Between trading modes and timeframes there are plenty of combinations you can choose from. The general consensus amongst trading books is that you should select a trading style (mode and timeframe) that suits your temperament. The books generally say you need to feel comfortable, to feel as one with your trading style otherwise you'll find it hard to follow and execute your methodology. This does makes intuitive sense. Aren't we all different with varying levels of temperaments and personalities? Yes we are. So yes we do need our own strategy that will fit us.

But.

Yes, isn't there always a "but"?

The "but" in this case is reality.

Certainly if everything that was ever written or said about trading worked you could cherry pick a trading style that made you feel comfortable, warm and secure. Unfortunately most of what is written or said about trading and the markets doesn't work and is rarely supported with proof that it does.

So in my opinion your first priority is to find a strategy that both works and has a positive expectancy, not whether it makes you feel warm, comfortable and secure. In trading profit comes before niceties. I wish it was otherwise, but in my experience it isn't.

My recommendation is to develop a short to medium-term trend trading methodology.

Although trading with the trend is miserable (where you lose on average 67% of the time) it does work, and if executed professionally it will deliver you profits. In addition being short to medium-term will make it easier psychologically trade. It's always easier on the soul when profits are in the bank and not bouncing around appearing and disappearing between positive and negative market gyrations.
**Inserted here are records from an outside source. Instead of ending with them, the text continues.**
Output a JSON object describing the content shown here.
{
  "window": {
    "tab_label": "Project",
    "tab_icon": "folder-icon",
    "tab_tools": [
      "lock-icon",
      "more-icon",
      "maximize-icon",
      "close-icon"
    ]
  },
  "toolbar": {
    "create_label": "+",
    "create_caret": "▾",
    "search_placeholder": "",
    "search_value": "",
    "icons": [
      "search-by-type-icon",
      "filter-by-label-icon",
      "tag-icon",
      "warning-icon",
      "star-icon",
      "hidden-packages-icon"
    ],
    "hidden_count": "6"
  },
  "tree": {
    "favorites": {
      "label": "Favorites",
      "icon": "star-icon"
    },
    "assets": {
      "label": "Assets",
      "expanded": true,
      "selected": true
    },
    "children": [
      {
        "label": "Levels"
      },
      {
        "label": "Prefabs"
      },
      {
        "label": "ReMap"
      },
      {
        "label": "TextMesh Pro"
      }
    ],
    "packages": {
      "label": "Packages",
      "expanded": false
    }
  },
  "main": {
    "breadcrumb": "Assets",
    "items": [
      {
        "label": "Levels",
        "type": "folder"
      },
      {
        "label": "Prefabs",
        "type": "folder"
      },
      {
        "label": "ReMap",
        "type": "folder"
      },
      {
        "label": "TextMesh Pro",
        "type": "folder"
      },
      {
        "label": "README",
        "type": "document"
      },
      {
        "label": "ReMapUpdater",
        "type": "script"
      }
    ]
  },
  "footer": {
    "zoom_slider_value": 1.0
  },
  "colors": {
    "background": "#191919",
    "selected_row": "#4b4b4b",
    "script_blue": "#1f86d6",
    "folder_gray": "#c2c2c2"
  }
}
But first you just need to develop or find a short to medium-term trend trading strategy that works.

http://www.indextrader.com.au/